_REQUIREMENT_.
Output every entry exactly as it appears.

=======

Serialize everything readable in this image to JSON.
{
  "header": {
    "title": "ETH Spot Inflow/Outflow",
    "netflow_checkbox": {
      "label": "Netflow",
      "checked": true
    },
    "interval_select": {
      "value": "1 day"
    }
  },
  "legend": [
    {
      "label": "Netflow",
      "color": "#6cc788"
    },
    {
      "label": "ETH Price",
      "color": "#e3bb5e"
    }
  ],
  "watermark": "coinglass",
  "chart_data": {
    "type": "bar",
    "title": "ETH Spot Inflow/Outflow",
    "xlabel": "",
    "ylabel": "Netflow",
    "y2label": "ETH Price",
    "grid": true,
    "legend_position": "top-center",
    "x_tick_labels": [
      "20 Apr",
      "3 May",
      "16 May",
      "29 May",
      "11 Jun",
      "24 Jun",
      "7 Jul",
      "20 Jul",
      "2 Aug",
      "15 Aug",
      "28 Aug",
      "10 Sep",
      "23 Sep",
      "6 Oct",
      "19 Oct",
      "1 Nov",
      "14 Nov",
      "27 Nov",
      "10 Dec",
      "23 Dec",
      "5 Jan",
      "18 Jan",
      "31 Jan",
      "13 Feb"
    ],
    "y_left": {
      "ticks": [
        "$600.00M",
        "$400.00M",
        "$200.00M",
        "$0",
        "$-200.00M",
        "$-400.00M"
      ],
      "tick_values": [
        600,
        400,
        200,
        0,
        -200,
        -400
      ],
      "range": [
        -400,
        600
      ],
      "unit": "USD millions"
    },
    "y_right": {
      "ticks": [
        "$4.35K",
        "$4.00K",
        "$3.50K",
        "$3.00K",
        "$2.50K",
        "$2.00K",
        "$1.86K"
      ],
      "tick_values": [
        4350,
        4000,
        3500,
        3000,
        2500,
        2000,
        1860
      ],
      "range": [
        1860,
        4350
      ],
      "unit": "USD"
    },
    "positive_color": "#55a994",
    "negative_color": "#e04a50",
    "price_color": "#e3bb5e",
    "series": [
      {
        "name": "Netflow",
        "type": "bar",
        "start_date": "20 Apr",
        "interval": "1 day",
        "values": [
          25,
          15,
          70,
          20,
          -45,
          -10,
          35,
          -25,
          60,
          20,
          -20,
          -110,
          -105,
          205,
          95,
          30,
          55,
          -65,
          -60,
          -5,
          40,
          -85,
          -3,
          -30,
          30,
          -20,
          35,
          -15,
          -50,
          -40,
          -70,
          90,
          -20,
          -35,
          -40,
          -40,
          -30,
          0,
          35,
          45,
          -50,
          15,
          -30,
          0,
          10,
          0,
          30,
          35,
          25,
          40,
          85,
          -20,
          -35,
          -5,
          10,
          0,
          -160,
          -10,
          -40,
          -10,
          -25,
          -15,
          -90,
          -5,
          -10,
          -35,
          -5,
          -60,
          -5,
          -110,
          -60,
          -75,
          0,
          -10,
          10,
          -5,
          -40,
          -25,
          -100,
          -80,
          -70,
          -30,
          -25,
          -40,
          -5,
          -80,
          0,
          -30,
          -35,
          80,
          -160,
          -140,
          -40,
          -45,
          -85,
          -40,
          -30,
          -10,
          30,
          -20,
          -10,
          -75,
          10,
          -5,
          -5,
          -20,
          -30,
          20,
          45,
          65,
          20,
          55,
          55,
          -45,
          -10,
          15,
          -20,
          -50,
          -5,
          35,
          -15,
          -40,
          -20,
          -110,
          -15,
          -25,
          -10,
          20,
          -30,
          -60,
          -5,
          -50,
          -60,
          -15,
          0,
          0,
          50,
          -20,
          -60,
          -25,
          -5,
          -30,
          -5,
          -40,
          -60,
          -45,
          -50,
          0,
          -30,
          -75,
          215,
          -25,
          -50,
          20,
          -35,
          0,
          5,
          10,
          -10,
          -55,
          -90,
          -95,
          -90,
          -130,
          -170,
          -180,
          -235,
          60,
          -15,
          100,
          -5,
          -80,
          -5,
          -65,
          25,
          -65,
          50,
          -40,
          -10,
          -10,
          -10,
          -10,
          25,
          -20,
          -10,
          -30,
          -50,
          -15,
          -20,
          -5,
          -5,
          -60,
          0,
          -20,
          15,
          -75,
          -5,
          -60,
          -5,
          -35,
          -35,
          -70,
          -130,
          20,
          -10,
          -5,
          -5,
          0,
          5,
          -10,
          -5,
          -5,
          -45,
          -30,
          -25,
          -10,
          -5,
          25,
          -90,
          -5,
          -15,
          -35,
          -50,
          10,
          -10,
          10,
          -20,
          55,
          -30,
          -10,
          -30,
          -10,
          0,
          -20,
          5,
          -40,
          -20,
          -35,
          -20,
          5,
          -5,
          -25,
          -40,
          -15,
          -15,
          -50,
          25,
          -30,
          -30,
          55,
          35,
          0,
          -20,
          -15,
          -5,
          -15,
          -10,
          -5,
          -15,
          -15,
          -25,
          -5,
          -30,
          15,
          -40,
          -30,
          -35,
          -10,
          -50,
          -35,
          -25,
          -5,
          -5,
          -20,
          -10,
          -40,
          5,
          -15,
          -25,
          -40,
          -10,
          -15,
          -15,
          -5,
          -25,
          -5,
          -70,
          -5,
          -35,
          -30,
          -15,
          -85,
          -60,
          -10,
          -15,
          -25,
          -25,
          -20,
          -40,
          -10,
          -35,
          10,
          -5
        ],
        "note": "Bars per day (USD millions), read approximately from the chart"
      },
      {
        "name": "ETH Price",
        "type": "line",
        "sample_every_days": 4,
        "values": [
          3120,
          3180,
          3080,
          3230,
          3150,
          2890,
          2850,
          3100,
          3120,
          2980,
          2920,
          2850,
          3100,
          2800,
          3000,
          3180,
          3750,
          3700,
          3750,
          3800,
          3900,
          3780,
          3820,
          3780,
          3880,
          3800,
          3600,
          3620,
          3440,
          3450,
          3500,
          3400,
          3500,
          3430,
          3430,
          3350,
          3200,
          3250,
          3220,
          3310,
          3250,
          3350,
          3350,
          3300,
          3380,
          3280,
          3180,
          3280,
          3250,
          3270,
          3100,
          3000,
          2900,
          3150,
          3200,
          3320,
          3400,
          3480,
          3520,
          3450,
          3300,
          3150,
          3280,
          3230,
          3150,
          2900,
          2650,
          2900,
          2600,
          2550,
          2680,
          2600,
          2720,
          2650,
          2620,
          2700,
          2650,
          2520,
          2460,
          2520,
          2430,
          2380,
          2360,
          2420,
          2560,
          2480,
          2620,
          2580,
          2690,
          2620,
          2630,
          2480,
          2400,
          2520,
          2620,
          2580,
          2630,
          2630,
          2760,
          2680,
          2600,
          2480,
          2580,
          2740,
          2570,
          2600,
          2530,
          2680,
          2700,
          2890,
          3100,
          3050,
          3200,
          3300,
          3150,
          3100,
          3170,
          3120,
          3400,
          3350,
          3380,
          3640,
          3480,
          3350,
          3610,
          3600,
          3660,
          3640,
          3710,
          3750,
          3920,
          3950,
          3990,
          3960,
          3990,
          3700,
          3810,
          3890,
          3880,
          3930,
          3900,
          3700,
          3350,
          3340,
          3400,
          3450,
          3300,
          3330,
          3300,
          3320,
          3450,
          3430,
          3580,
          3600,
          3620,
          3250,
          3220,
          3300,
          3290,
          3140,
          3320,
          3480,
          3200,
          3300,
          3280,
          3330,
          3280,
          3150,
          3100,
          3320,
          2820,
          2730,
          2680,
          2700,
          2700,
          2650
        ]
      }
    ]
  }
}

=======

_SOLVED PROBLEM_.
Serialize everything readable in this image to JSON.
{
  "header": {
    "title": "ETH Spot Inflow/Outflow",
    "netflow_checkbox": {
      "label": "Netflow",
      "checked": true
    },
    "interval_select": {
      "value": "1 day"
    }
  },
  "legend": [
    {
      "label": "Netflow",
      "color": "#6cc788"
    },
    {
      "label": "ETH Price",
      "color": "#e3bb5e"
    }
  ],
  "watermark": "coinglass",
  "chart_data": {
    "type": "bar",
    "title": "ETH Spot Inflow/Outflow",
    "xlabel": "",
    "ylabel": "Netflow",
    "y2label": "ETH Price",
    "grid": true,
    "legend_position": "top-center",
    "x_tick_labels": [
      "20 Apr",
      "3 May",
      "16 May",
      "29 May",
      "11 Jun",
      "24 Jun",
      "7 Jul",
      "20 Jul",
      "2 Aug",
      "15 Aug",
      "28 Aug",
      "10 Sep",
      "23 Sep",
      "6 Oct",
      "19 Oct",
      "1 Nov",
      "14 Nov",
      "27 Nov",
      "10 Dec",
      "23 Dec",
      "5 Jan",
      "18 Jan",
      "31 Jan",
      "13 Feb"
    ],
    "y_left": {
      "ticks": [
        "$600.00M",
        "$400.00M",
        "$200.00M",
        "$0",
        "$-200.00M",
        "$-400.00M"
      ],
      "tick_values": [
        600,
        400,
        200,
        0,
        -200,
        -400
      ],
      "range": [
        -400,
        600
      ],
      "unit": "USD millions"
    },
    "y_right": {
      "ticks": [
        "$4.35K",
        "$4.00K",
        "$3.50K",
        "$3.00K",
        "$2.50K",
        "$2.00K",
        "$1.86K"
      ],
      "tick_values": [
        4350,
        4000,
        3500,
        3000,
        2500,
        2000,
        1860
      ],
      "range": [
        1860,
        4350
      ],
      "unit": "USD"
    },
    "positive_color": "#55a994",
    "negative_color": "#e04a50",
    "price_color": "#e3bb5e",
    "series": [
      {
        "name": "Netflow",
        "type": "bar",
        "start_date": "20 Apr",
        "interval": "1 day",
        "values": [
          25,
          15,
          70,
          20,
          -45,
          -10,
          35,
          -25,
          60,
          20,
          -20,
          -110,
          -105,
          205,
          95,
          30,
          55,
          -65,
          -60,
          -5,
          40,
          -85,
          -3,
          -30,
          30,
          -20,
          35,
          -15,
          -50,
          -40,
          -70,
          90,
          -20,
          -35,
          -40,
          -40,
          -30,
          0,
          35,
          45,
          -50,
          15,
          -30,
          0,
          10,
          0,
          30,
          35,
          25,
          40,
          85,
          -20,
          -35,
          -5,
          10,
          0,
          -160,
          -10,
          -40,
          -10,
          -25,
          -15,
          -90,
          -5,
          -10,
          -35,
          -5,
          -60,
          -5,
          -110,
          -60,
          -75,
          0,
          -10,
          10,
          -5,
          -40,
          -25,
          -100,
          -80,
          -70,
          -30,
          -25,
          -40,
          -5,
          -80,
          0,
          -30,
          -35,
          80,
          -160,
          -140,
          -40,
          -45,
          -85,
          -40,
          -30,
          -10,
          30,
          -20,
          -10,
          -75,
          10,
          -5,
          -5,
          -20,
          -30,
          20,
          45,
          65,
          20,
          55,
          55,
          -45,
          -10,
          15,
          -20,
          -50,
          -5,
          35,
          -15,
          -40,
          -20,
          -110,
          -15,
          -25,
          -10,
          20,
          -30,
          -60,
          -5,
          -50,
          -60,
          -15,
          0,
          0,
          50,
          -20,
          -60,
          -25,
          -5,
          -30,
          -5,
          -40,
          -60,
          -45,
          -50,
          0,
          -30,
          -75,
          215,
          -25,
          -50,
          20,
          -35,
          0,
          5,
          10,
          -10,
          -55,
          -90,
          -95,
          -90,
          -130,
          -170,
          -180,
          -235,
          60,
          -15,
          100,
          -5,
          -80,
          -5,
          -65,
          25,
          -65,
          50,
          -40,
          -10,
          -10,
          -10,
          -10,
          25,
          -20,
          -10,
          -30,
          -50,
          -15,
          -20,
          -5,
          -5,
          -60,
          0,
          -20,
          15,
          -75,
          -5,
          -60,
          -5,
          -35,
          -35,
          -70,
          -130,
          20,
          -10,
          -5,
          -5,
          0,
          5,
          -10,
          -5,
          -5,
          -45,
          -30,
          -25,
          -10,
          -5,
          25,
          -90,
          -5,
          -15,
          -35,
          -50,
          10,
          -10,
          10,
          -20,
          55,
          -30,
          -10,
          -30,
          -10,
          0,
          -20,
          5,
          -40,
          -20,
          -35,
          -20,
          5,
          -5,
          -25,
          -40,
          -15,
          -15,
          -50,
          25,
          -30,
          -30,
          55,
          35,
          0,
          -20,
          -15,
          -5,
          -15,
          -10,
          -5,
          -15,
          -15,
          -25,
          -5,
          -30,
          15,
          -40,
          -30,
          -35,
          -10,
          -50,
          -35,
          -25,
          -5,
          -5,
          -20,
          -10,
          -40,
          5,
          -15,
          -25,
          -40,
          -10,
          -15,
          -15,
          -5,
          -25,
          -5,
          -70,
          -5,
          -35,
          -30,
          -15,
          -85,
          -60,
          -10,
          -15,
          -25,
          -25,
          -20,
          -40,
          -10,
          -35,
          10,
          -5
        ],
        "note": "Bars per day (USD millions), read approximately from the chart"
      },
      {
        "name": "ETH Price",
        "type": "line",
        "sample_every_days": 4,
        "values": [
          3120,
          3180,
          3080,
          3230,
          3150,
          2890,
          2850,
          3100,
          3120,
          2980,
          2920,
          2850,
          3100,
          2800,
          3000,
          3180,
          3750,
          3700,
          3750,
          3800,
          3900,
          3780,
          3820,
          3780,
          3880,
          3800,
          3600,
          3620,
          3440,
          3450,
          3500,
          3400,
          3500,
          3430,
          3430,
          3350,
          3200,
          3250,
          3220,
          3310,
          3250,
          3350,
          3350,
          3300,
          3380,
          3280,
          3180,
          3280,
          3250,
          3270,
          3100,
          3000,
          2900,
          3150,
          3200,
          3320,
          3400,
          3480,
          3520,
          3450,
          3300,
          3150,
          3280,
          3230,
          3150,
          2900,
          2650,
          2900,
          2600,
          2550,
          2680,
          2600,
          2720,
          2650,
          2620,
          2700,
          2650,
          2520,
          2460,
          2520,
          2430,
          2380,
          2360,
          2420,
          2560,
          2480,
          2620,
          2580,
          2690,
          2620,
          2630,
          2480,
          2400,
          2520,
          2620,
          2580,
          2630,
          2630,
          2760,
          2680,
          2600,
          2480,
          2580,
          2740,
          2570,
          2600,
          2530,
          2680,
          2700,
          2890,
          3100,
          3050,
          3200,
          3300,
          3150,
          3100,
          3170,
          3120,
          3400,
          3350,
          3380,
          3640,
          3480,
          3350,
          3610,
          3600,
          3660,
          3640,
          3710,
          3750,
          3920,
          3950,
          3990,
          3960,
          3990,
          3700,
          3810,
          3890,
          3880,
          3930,
          3900,
          3700,
          3350,
          3340,
          3400,
          3450,
          3300,
          3330,
          3300,
          3320,
          3450,
          3430,
          3580,
          3600,
          3620,
          3250,
          3220,
          3300,
          3290,
          3140,
          3320,
          3480,
          3200,
          3300,
          3280,
          3330,
          3280,
          3150,
          3100,
          3320,
          2820,
          2730,
          2680,
          2700,
          2700,
          2650
        ]
      }
    ]
  }
}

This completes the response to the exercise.